Signs and Symptoms of Gambling Disorders

Gambling involves betting money or other things of value on an outcome based partly on chance. It is a form of risk-taking behavior that can be enjoyable and even addictive, but it is also dangerous because of its potential to result in serious financial and emotional problems. Gambling is a common activity that can be found in many countries and cultures. The risk of becoming addicted to gambling is high, and people can have trouble stopping if they start. It is important to know the signs and symptoms of a gambling problem, so you can seek help for yourself or a loved one. The earliest studies of pathological gambling focused on the relationship between it and substance abuse, but the DSM criteria used to define addiction (DSM-III) have been criticized for their unidimensionality and middle-class bias. Nevertheless, DSM-III-R explicitly emphasized the similarity of gambling and substance abuse when it introduced the term “pathological gambling.” As with other psychiatric disorders, pathological gambling can be difficult to diagnose because of its hidden nature, limited controls, and low prevalence in treatment samples. Many activities can be considered forms of gambling, including playing card games like poker or blackjack, placing bets with friends, or even speculating about the future. However, for a bet to qualify as gambling, the wager must involve an element of risk and a prize that is greater than the amount wagered. This could be as simple as betting on a football game or horse race, but it can also include lottery bets or online gambling sites. In addition to the financial costs of gambling, there are other, less obvious costs associated with it. For example, the time spent gambling may prevent you from doing other activities or can lead to stress and anxiety. You might also feel the need to gamble secretly or lie about your gambling habits, and you might be tempted to increase your bets in order to win back what you have lost. Although the majority of people who gamble do not develop a problem, between three and four percent of adults have serious gambling-related issues. Young people, especially boys and men, are particularly vulnerable to developing a gambling disorder. Similarly, it is more common for those with a history of substance use or other psychiatric disorders to have a gambling disorder. In addition, it has been reported that the more a person wins at gambling, the harder it is to quit. For this reason, it is important to find a supportive environment where you can try to overcome your gambling habit. You can also seek professional help from a counselor or psychologist to assist you in the process. They can provide you with the tools and techniques necessary to stop gambling.
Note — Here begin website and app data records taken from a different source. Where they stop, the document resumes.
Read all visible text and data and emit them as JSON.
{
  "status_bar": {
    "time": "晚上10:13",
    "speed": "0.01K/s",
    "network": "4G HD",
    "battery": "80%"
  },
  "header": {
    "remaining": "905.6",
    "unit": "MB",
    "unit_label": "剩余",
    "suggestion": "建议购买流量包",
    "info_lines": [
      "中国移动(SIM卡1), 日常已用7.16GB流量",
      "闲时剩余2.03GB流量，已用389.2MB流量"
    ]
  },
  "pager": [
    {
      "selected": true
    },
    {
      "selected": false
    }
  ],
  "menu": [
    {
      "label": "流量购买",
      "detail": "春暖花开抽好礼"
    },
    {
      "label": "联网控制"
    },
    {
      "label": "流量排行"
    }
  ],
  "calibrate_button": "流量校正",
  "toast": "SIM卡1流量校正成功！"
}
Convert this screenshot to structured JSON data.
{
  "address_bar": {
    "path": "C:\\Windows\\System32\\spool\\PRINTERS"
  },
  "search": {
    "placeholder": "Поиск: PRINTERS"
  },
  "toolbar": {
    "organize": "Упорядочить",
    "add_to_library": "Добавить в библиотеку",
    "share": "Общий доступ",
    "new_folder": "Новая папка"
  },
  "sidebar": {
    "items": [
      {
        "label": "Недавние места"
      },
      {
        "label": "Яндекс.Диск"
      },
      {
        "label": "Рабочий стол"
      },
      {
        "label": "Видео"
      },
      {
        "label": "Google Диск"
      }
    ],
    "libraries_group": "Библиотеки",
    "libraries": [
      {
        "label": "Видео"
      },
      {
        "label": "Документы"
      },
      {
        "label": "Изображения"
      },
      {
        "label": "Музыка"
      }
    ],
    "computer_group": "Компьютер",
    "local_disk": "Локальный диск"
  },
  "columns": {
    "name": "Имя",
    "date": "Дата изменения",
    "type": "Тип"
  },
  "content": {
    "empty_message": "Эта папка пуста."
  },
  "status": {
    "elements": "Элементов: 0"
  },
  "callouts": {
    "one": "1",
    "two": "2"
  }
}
In the United States, there are several treatment options for those who have a gambling problem, including inpatient and residential programs. These can be very helpful for those with severe gambling problems who are unable to quit on their own.